Balloonacy (iTunes link), developed by Mobile Amusements, was released in the iPhone App Store on August 13th. The app, an accelerometer based game in which you must tilt a balloon through a maze, came with a twist.
The app is "adwrapped", meaning every time you load the game, you must first go through a series of advertisements. This method of profiting not only ruins the spirit of iPhone gaming, but I’m sure it breaks the Terms & Conditions of iPhone developing for the App Store.
The idea of the App Store is to allow developers to either provide a free app (to get their name out and spread the wealth), or to sell an app for a fixed price (and paying Apple 30% of their profits).
Mobile Amusements found a loop hole. By offering the app for free, they split nothing with Apple.

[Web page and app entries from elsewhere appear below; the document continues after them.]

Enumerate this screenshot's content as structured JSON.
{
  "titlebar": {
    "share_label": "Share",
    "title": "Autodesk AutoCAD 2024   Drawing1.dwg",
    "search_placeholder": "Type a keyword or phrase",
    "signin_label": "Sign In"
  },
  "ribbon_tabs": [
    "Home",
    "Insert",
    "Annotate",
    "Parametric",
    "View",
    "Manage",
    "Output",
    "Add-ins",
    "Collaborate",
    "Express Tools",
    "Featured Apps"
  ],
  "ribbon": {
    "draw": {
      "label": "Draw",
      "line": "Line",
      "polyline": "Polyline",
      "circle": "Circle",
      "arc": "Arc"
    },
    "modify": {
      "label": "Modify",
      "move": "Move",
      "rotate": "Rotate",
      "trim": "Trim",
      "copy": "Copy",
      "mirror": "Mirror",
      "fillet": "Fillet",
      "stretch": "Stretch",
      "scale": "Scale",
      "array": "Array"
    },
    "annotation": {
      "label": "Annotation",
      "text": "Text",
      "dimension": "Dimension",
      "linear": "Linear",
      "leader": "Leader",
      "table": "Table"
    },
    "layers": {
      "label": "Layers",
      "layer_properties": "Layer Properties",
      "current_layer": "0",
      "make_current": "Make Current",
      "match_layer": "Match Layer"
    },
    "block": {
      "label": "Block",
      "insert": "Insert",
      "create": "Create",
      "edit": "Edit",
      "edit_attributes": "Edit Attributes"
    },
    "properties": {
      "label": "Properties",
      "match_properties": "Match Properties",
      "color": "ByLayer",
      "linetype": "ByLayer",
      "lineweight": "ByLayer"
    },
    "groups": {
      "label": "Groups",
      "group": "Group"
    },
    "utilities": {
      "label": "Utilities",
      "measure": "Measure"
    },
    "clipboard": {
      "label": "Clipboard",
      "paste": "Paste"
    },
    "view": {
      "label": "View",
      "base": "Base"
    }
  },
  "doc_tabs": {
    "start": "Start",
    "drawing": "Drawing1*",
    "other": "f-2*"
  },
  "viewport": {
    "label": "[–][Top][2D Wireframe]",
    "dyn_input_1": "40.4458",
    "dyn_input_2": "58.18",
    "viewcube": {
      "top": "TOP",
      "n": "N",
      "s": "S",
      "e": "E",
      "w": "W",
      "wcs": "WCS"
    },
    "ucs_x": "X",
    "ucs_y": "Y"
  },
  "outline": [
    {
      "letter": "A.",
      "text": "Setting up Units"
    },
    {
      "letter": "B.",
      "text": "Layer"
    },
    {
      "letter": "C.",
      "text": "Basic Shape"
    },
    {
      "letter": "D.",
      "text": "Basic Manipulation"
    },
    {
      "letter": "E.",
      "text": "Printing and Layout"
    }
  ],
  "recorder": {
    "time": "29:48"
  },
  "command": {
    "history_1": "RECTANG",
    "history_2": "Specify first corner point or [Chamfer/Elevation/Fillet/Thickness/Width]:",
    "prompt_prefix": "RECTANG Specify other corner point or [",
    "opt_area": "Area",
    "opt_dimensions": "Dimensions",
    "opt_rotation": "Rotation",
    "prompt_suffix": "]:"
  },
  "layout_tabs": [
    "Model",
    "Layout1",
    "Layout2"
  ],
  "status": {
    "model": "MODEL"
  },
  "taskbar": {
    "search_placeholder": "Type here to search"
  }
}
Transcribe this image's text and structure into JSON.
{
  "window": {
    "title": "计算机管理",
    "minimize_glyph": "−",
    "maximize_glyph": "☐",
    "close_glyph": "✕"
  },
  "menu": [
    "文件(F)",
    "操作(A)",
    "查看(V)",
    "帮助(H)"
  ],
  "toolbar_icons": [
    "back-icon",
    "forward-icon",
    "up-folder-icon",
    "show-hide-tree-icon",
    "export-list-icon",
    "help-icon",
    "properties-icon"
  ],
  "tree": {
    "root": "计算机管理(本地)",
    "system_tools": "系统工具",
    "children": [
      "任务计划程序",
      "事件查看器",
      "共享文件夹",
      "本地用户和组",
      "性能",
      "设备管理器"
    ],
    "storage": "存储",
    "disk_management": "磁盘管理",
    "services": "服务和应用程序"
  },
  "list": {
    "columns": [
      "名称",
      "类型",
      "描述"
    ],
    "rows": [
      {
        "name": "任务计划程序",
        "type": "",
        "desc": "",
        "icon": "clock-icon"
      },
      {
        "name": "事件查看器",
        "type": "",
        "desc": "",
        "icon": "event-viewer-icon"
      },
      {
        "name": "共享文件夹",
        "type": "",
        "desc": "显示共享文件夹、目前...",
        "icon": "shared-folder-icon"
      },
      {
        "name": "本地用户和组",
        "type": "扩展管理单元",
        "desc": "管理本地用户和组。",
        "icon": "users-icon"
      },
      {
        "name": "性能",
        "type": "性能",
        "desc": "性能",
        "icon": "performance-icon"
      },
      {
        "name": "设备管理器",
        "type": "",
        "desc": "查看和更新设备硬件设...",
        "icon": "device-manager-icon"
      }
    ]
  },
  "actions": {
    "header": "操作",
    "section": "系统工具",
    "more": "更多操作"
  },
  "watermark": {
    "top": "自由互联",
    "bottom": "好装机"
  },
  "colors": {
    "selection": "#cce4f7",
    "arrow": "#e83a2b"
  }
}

In turn, they collect 100% profit from the advertiser (so far we’ve spotted JC Penney, WalMart, and Tropic Thunder the movie).
Here are a few screen shots.
When the app is loading, the note reads as follows:
"This content is wrapped with advertising (ADWRAP) and is FREE but may incur a data charge via your network provider to view per play." This means that while it’s free to click ads, it opens up your Safari browser which in turn taps into your data plan.
After the loading screen, you are presented with an ad.
Once you tap the ad, you must choose "Learn how" or "Skip". Learn how takes you to a webpage on Safari.
This is where clicking "Learn how" takes you.
After skipping the first ad, you are presented with yet another ad. After skipping this one, you’ll finally get to the game.
The game itself isn’t bad at all. It a simple accelerometer based game where you guide a balloon through one of these mazes without hitting any walls. If it wasn’t for the ads, this game would’ve gotten good reviews. Heck, they could’ve even charged a dollar or two and made some decent money. But instead, they’re just gonna get kicked right out of the App Store.
The problem isn’t even the fact that adverising is present — it’s the way in which the ads are presented. They are overly intrusive. The ads require a page of their own. The ad pages take a while to load, and take up to 20 seconds of your time. Furthermore, an ad pops up everytime you lose the game. It’s way overboard with the ads.
App Store users are responding appropriately by giving Balloonacy negative reviews (it only has 2 stars).
Tell us what you think about ad based iPhone apps.